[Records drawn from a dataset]
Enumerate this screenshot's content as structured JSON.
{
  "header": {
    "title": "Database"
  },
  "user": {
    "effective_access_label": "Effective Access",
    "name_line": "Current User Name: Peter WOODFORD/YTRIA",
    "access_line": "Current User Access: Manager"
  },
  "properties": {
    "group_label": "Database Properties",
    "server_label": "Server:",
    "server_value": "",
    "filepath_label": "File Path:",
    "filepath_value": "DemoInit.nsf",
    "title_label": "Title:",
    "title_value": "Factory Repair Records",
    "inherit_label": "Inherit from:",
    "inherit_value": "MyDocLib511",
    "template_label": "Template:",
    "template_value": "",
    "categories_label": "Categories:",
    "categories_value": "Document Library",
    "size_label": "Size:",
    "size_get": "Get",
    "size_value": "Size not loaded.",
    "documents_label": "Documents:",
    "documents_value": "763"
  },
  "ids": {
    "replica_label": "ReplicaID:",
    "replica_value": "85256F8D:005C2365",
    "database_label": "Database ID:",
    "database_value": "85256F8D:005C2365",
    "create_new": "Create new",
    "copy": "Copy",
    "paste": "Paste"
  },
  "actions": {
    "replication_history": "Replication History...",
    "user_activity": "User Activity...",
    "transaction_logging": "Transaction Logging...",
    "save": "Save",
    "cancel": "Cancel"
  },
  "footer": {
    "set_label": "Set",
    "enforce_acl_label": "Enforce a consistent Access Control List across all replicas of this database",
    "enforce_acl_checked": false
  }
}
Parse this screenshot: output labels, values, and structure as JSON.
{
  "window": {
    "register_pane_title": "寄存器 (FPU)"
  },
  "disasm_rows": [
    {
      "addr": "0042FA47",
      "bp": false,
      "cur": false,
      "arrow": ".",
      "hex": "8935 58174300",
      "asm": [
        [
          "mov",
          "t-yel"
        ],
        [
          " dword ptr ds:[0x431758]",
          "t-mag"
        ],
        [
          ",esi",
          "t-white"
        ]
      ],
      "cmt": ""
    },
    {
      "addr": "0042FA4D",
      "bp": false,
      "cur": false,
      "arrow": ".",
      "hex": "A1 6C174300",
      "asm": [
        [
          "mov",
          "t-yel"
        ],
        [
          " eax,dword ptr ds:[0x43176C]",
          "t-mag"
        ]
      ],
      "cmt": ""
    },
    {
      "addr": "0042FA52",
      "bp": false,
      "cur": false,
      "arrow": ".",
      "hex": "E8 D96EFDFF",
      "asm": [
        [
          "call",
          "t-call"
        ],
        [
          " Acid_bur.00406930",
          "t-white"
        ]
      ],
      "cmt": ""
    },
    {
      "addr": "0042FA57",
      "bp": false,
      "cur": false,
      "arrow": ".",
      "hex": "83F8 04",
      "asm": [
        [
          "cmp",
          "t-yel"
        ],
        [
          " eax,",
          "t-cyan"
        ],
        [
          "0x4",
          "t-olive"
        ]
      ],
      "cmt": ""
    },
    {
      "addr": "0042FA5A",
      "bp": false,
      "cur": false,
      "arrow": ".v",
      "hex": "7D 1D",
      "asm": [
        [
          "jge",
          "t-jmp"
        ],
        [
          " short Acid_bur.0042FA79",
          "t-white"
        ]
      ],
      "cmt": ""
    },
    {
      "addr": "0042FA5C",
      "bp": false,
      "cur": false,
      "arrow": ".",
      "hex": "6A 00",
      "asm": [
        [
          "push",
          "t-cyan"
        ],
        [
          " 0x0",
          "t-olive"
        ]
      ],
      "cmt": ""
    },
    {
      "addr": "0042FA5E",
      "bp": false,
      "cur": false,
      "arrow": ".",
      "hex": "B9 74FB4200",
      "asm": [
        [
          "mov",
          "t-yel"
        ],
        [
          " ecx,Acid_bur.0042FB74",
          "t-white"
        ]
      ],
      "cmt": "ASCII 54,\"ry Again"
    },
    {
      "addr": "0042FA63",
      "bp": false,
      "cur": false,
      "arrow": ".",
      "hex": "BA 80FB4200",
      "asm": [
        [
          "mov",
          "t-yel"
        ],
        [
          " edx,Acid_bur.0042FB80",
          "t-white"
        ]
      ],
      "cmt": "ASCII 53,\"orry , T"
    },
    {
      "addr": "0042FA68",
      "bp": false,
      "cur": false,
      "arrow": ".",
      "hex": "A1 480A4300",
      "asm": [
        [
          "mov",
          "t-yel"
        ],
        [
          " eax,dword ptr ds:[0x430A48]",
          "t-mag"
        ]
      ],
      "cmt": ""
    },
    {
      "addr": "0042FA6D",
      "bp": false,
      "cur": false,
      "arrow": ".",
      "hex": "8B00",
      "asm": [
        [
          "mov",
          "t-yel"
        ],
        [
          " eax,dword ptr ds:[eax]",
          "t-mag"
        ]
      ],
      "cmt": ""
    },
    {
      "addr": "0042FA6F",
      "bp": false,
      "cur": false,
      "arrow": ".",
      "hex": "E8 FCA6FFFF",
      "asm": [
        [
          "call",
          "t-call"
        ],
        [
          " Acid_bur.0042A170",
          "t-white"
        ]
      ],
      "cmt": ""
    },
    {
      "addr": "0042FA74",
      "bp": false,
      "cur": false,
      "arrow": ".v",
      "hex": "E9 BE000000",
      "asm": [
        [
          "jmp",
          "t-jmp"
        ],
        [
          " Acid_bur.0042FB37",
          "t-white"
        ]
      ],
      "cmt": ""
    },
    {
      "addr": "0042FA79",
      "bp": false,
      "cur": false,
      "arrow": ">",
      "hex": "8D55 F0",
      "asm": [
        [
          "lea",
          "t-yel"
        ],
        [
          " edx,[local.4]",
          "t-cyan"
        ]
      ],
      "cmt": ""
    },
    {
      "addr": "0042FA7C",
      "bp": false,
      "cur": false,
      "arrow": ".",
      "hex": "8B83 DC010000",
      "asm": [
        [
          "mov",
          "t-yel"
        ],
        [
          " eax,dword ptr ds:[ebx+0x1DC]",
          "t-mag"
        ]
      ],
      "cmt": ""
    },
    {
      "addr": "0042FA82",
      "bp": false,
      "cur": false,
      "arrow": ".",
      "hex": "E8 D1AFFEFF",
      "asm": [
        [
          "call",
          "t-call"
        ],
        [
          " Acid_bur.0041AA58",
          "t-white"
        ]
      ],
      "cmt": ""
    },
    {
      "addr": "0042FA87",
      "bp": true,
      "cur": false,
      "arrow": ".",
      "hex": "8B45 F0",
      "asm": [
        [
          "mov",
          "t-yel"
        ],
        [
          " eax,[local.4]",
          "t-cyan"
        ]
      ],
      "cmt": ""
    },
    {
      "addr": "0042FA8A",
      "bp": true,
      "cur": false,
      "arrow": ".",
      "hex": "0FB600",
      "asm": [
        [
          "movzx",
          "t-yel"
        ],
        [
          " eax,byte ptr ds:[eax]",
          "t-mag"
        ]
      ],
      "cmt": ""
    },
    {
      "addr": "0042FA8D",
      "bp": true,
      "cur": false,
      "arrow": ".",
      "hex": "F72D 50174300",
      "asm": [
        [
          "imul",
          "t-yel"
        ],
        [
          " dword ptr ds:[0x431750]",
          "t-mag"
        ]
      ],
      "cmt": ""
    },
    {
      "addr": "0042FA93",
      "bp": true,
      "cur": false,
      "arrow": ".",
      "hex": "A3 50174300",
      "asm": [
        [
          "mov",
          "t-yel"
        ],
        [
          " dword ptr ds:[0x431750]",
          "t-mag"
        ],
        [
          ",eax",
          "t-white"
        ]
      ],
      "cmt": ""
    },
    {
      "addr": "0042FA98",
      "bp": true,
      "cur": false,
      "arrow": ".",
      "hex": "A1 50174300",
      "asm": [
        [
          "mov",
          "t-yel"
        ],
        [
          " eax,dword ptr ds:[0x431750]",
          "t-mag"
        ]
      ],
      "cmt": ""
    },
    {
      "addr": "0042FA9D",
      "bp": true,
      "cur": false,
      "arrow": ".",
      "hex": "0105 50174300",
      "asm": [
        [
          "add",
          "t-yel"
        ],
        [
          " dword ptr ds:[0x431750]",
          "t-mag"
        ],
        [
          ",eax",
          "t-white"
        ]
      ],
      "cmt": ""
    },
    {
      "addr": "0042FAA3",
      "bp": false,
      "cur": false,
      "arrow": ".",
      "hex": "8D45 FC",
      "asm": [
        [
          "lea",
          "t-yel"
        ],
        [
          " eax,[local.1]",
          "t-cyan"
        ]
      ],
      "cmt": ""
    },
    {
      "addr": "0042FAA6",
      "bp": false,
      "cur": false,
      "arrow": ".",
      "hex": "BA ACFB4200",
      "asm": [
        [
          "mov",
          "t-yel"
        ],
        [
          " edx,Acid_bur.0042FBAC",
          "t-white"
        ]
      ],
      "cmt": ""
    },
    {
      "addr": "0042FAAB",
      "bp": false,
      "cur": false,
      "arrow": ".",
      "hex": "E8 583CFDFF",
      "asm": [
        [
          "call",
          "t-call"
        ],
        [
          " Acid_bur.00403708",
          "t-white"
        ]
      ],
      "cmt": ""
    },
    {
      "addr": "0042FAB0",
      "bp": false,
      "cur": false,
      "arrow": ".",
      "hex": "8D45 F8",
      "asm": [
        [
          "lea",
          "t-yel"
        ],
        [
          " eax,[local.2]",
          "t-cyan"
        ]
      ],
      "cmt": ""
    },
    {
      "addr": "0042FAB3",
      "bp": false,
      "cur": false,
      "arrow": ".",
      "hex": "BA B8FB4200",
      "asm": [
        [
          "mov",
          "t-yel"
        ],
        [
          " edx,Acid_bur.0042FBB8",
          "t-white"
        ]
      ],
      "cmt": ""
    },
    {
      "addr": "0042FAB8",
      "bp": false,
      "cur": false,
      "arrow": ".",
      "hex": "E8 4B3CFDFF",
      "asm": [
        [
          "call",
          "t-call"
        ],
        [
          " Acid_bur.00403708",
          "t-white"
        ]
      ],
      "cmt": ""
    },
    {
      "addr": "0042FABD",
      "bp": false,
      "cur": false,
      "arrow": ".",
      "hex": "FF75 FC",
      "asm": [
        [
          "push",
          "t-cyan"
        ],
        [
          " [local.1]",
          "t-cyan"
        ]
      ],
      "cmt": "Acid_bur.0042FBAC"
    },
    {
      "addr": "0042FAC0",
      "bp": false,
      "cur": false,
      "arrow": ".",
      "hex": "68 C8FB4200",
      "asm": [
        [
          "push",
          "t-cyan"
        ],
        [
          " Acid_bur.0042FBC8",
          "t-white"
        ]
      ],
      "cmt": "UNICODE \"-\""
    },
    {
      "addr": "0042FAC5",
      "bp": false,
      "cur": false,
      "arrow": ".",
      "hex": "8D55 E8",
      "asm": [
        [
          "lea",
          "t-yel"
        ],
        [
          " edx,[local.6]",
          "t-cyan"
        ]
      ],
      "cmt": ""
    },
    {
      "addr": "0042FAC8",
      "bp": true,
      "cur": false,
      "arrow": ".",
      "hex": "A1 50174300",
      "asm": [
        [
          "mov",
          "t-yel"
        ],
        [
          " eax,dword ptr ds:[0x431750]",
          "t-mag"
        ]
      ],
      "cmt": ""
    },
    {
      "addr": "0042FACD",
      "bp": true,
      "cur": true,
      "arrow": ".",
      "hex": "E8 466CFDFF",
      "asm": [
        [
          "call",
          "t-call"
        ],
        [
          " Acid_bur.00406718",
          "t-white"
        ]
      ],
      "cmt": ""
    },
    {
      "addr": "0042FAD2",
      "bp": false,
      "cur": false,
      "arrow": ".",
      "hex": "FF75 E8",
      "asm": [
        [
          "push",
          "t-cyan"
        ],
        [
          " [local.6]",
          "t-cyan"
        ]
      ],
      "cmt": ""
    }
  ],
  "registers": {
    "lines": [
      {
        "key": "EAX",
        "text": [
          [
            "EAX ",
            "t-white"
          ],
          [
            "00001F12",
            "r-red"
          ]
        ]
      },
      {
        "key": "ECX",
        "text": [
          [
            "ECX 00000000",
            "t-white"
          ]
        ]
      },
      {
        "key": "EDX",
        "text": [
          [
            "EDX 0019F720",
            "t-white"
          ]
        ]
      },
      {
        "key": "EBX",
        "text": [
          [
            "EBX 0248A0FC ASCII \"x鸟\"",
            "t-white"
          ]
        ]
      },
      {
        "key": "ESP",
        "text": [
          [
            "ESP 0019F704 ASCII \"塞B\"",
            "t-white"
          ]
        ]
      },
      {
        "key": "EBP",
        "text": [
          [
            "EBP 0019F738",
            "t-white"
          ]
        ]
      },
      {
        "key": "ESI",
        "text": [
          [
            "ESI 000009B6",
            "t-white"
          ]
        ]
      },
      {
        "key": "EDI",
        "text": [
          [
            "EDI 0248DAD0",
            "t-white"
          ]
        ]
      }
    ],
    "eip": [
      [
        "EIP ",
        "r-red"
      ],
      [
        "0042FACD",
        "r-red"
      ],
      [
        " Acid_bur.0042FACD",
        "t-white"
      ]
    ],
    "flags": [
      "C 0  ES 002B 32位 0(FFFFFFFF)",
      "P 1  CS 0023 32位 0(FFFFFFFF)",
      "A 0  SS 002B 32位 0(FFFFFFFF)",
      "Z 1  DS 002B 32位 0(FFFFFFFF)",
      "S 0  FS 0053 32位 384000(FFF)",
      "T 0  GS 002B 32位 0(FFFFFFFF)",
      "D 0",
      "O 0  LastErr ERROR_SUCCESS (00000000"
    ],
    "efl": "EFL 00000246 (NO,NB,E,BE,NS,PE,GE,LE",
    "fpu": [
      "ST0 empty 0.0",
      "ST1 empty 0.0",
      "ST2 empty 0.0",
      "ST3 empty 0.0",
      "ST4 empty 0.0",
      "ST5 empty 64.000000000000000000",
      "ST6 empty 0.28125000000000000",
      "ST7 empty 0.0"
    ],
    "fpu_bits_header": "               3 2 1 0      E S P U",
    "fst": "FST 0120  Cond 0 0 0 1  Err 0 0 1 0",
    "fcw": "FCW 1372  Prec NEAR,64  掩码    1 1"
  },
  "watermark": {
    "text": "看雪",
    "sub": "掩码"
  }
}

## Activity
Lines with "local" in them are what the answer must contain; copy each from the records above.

## Expected output
          " edx,[local.4]",
          " eax,[local.4]",
          " eax,[local.1]",
          " eax,[local.2]",
          " [local.1]",
          " edx,[local.6]",
          " [local.6]",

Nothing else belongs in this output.